Like many young people, when I was a teenager, I struggled with my self-esteem. As I said in a previous post, I spent much of my time in high school avoiding being vulnerable and staying out of the spotlight. My self-confidence had taken a sudden nosedive from the self-assured person I had been in middle school, and I felt the need to be a callous jerk in order to make up for that. As my mom watched my self-confidence level drop, she gave me one piece of advice:
“Fake it ‘til you make it.”
She said that few people have self-confidence in high school, so you just fake it until you have real self-confidence. For several years, I attempted faking self-confidence by creating distance between myself and others. I built a tough exterior and assumed that this lack of sensitivity meant that I was confident. This, along with various other influences that defined how to be popular and aloof, caused me to turn into someone that I didn’t like or recognize. Trying to fake being a confident person only made me aloof and unhappy. I decided to adopt a new motto in protest: “Be true, be you.” I think I even posted about it on Facebook back in 2011…along with every other update from my life every 2 hours.
Through college, I fully disavowed this notion of “faking it.” I was trying to be a more honest and genuine person, and in order to fake anything, I was undoing the hard work that I put in to become myself. I wore my insecurities on my sleeve, and I tried connecting with people on a human level. I didn’t want to hide my insecurities and snap at anyone who saw them anymore. I wanted to allow myself to build relationships based on respect and caring. Building relationships had always been the most important thing in my life, but now I was building them on honesty instead of fake self-confidence. That meant that my relationships could be deeper and more meaningful.
It wasn’t until very recently that I realized that my mom’s words didn’t at all mean what I thought they did. “Fake it until you make it” never meant to pretend to be confident even when you have no self-confidence whatsoever in the hope that you’ll magically gain some. What it means is to let your true self-confidence shine through even when you’re anxious. After fighting through the anxiety long enough, being confident will be second nature. I had thought that I needed to be dishonest when it came to being confident, but it doesn’t. Being confident is all about knowing your strengths and understanding how to use them. Faking it until you make it is forcing yourself to exhibit that self-confidence that you have deep down, even when you’d rather run away and hide.

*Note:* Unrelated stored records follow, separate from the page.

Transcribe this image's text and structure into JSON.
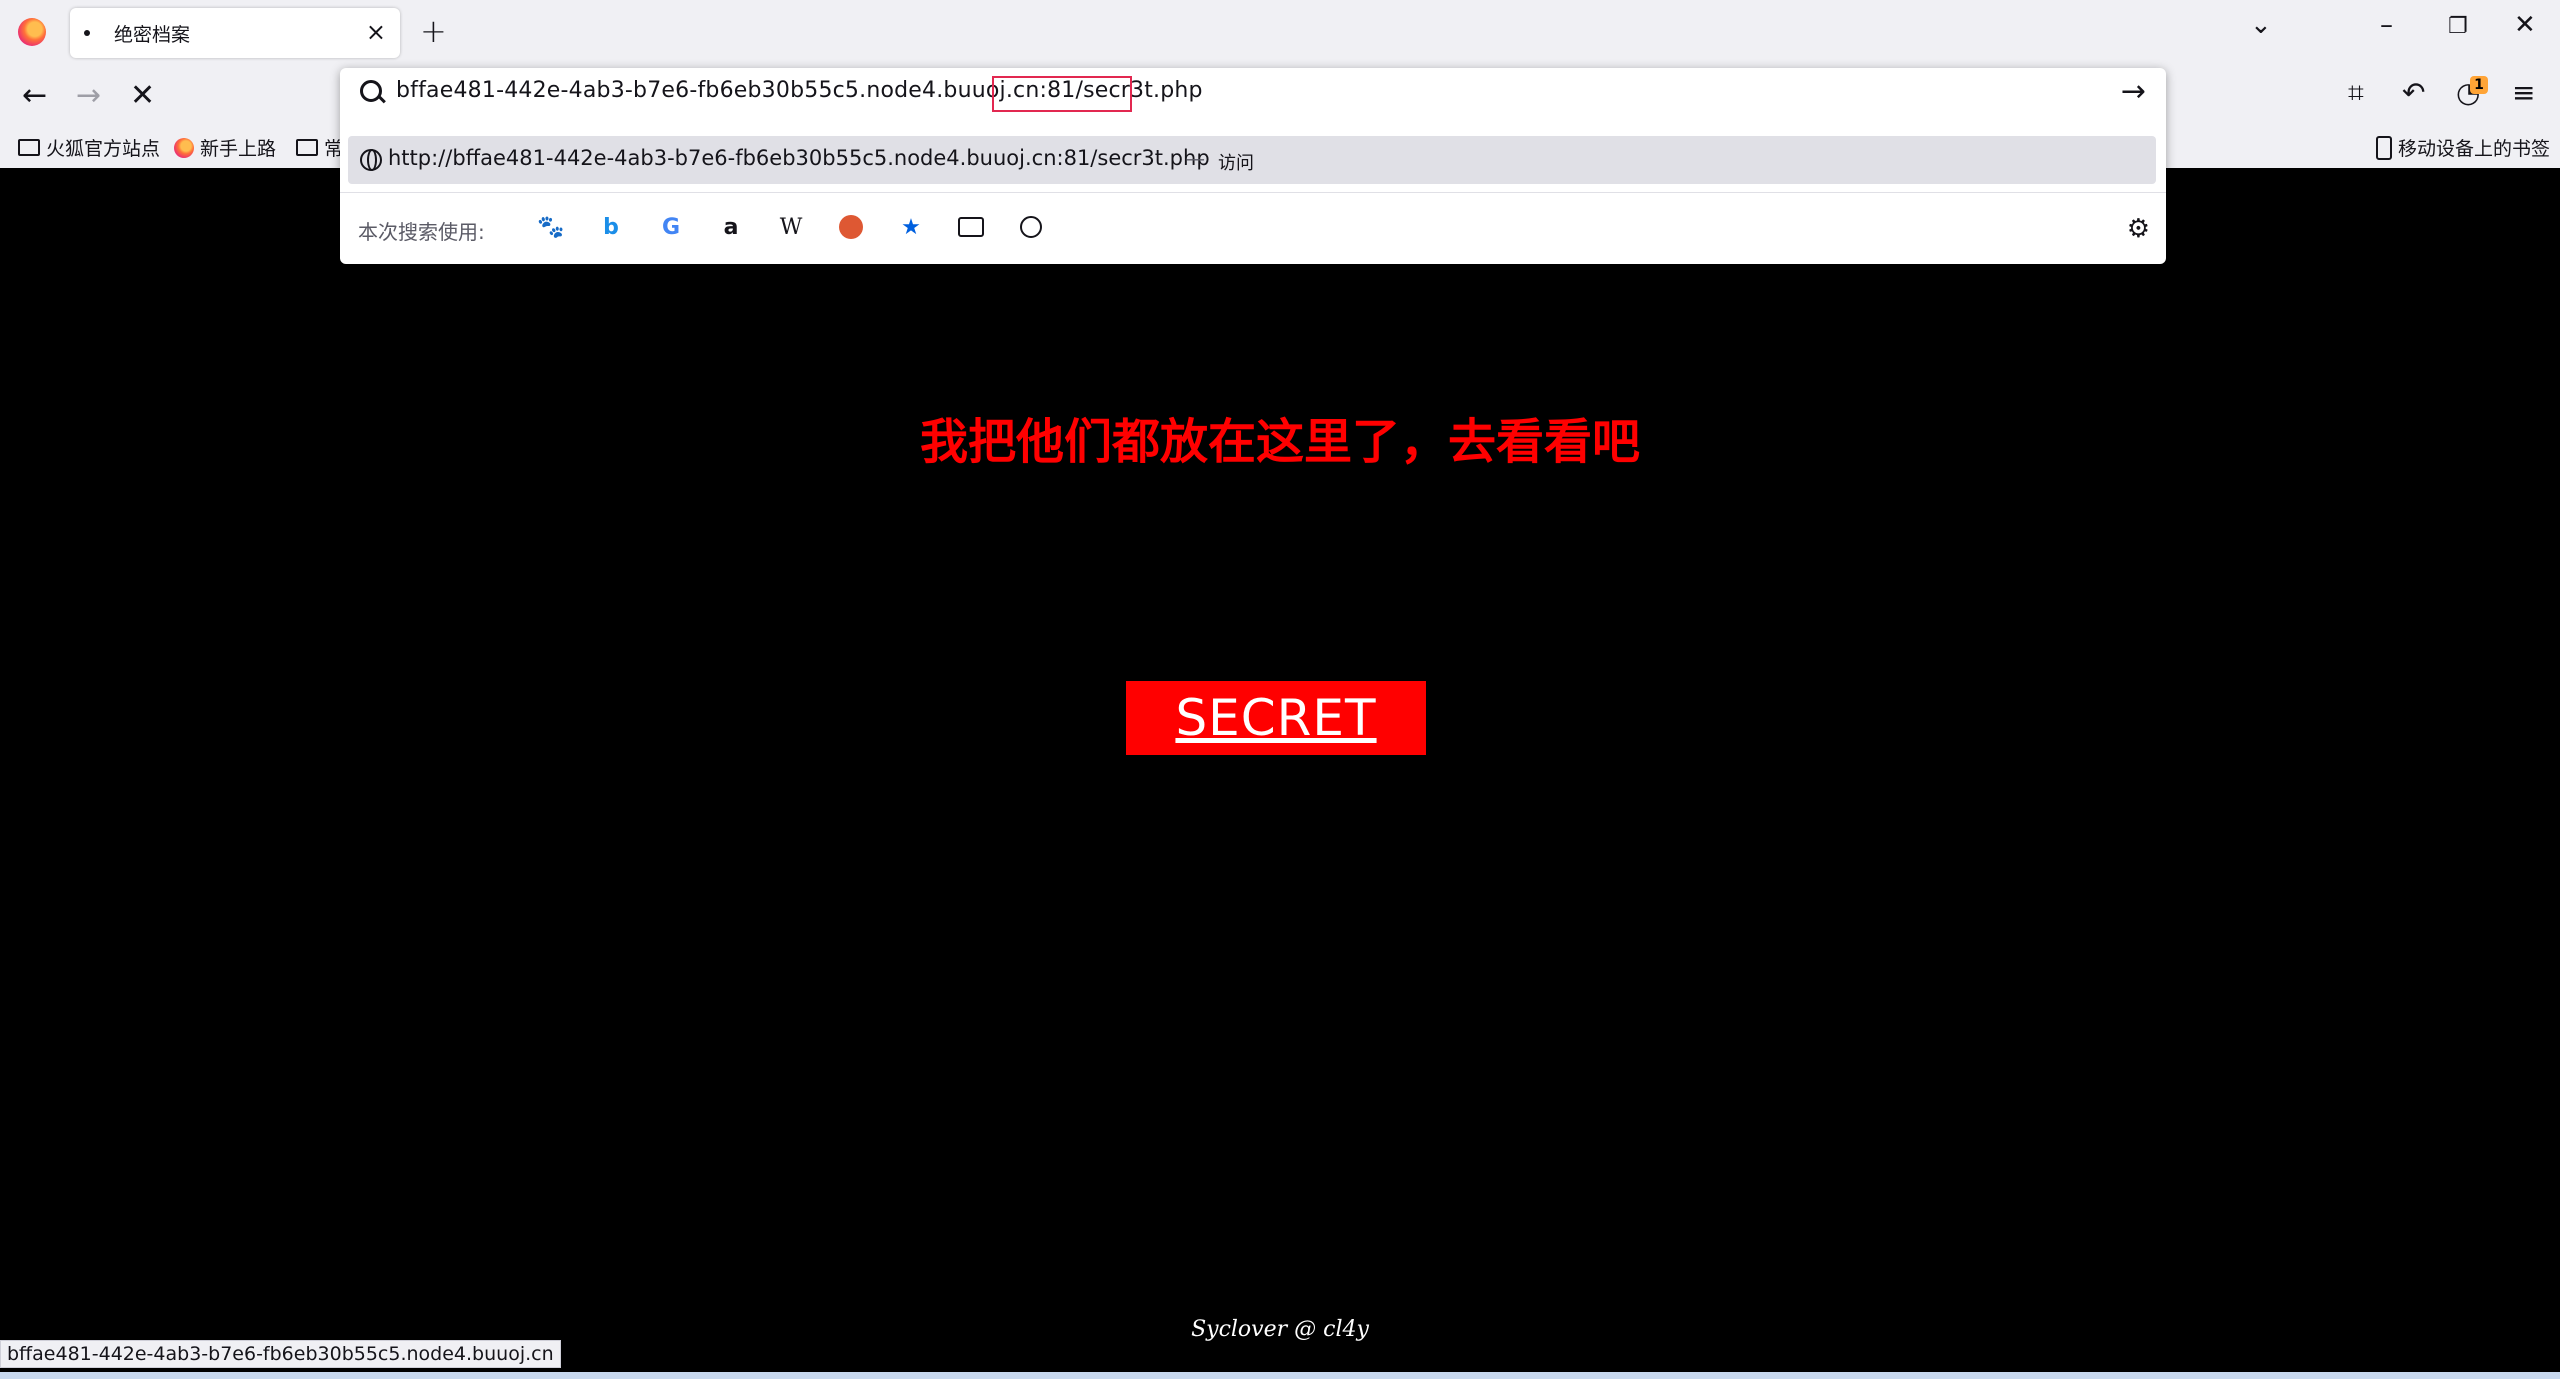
{
  "tab": {
    "title": "绝密档案"
  },
  "toolbar": {
    "badge_count": "1"
  },
  "urlbar": {
    "value": "bffae481-442e-4ab3-b7e6-fb6eb30b55c5.node4.buuoj.cn:81/secr3t.php",
    "suggestion_url": "http://bffae481-442e-4ab3-b7e6-fb6eb30b55c5.node4.buuoj.cn:81/secr3t.php",
    "suggestion_dash": "—",
    "suggestion_action": "访问",
    "search_with_label": "本次搜索使用:",
    "engines": [
      "baidu",
      "bing",
      "google",
      "amazon",
      "wikipedia",
      "duckduckgo",
      "bookmarks",
      "tabs",
      "history"
    ]
  },
  "bookmarks": {
    "items": [
      "火狐官方站点",
      "新手上路",
      "常"
    ],
    "mobile": "移动设备上的书签"
  },
  "page": {
    "headline": "我把他们都放在这里了，去看看吧",
    "button_label": "SECRET",
    "footer": "Syclover @ cl4y"
  },
  "status_bar": {
    "text": "bffae481-442e-4ab3-b7e6-fb6eb30b55c5.node4.buuoj.cn"
  },
  "colors": {
    "accent": "#ff0000",
    "chrome": "#f0f0f4",
    "page_bg": "#000000"
  }
}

Ever since I wrote my post about Relearning to Believe In Myself back in 2019, I’ve been working on my self-confidence. I used to struggle with self-confidence particularly at my job. I found myself feeling incapable and getting defensive because of it. Now that I’ve accepted that I can be confident in what I’m doing, I’m relating to people much better, and I’m much more capable. I was always able to do my job well, but I let my own insecurities stand in my way. Instead of assuming that I don’t know something and lashing out because of this lack of knowledge, I’m approaching problems with the thought that I probably do know the answer, and if I don’t, then that’s okay.
While I may be able to improve my self-confidence rather easily in some areas of my life, it can still be hard to be confident in myself when trying new things. When my ex (and editor of this blog) Josh and I started our podcast last year, I was excited to start, but I was also nervous about how it would turn out. Most podcasts don’t have long distance cohosts like ours does. Would listeners feel that distance? Would we be able to come up with the time and energy to record every week? Would we run out of topics? Would listeners even find us interesting?!
When we started recording, I went from being unsure of myself to essentially being completely insecure. I adapted Mark Twain’s saying “it is better to remain silent and be thought a fool than to open one’s mouth and remove all doubt.” Although I talk very comfortably to Josh every day on the phone, I clammed up once we started recording. I felt like Rico from Hannah Montana when he tried to record a promotion for the surf shop, all happy and open, but then suddenly like a deer in headlights once the camera starts rolling. And if I tried to do anything scripted, it only got worse!
We were discussing topics that we had decided beforehand and that we liked. Why was I struggling so much? It wasn’t until I started forcing myself to be confident that I really started enjoying recording. I had well-thought-out arguments. Why shouldn’t I be loud and proud? It was then that I realized that I didn’t have to fake self-confidence in order to be confident. I knew what I was talking about, I just had to own my self-confidence and make sure to speak up. The thought of being that vulnerable and making my opinions known was daunting. I would also have to put in much more effort to speak up and make my self-confidence known, but it was work that I knew I had to do in order to make our podcast better. Plus, learning how to be more confident in myself would help me be more capable in other areas of my life and be more honest with myself and others. There’s no downside!
I would never give anyone the advice that they should be fake. I believe that self-awareness and self-acceptance are some of the most important qualities anyone can have. But owning your self-confidence doesn’t make you fake. In fact, it can only make you more genuine. Recognizing what you know and what you’re capable of is just another way to get to know yourself better and be your genuine self. Plus, self-confidence feels much better than insecurity. Who wouldn’t want to be more confident? So, unapologetically own your self-confidence. Dig down deep, find your strength, and force it out if you need to. As long as you’re being true to who you are, it’ll get easier.
Okay, so I don’t know that for sure, but I’m hoping that it will. For the both of us.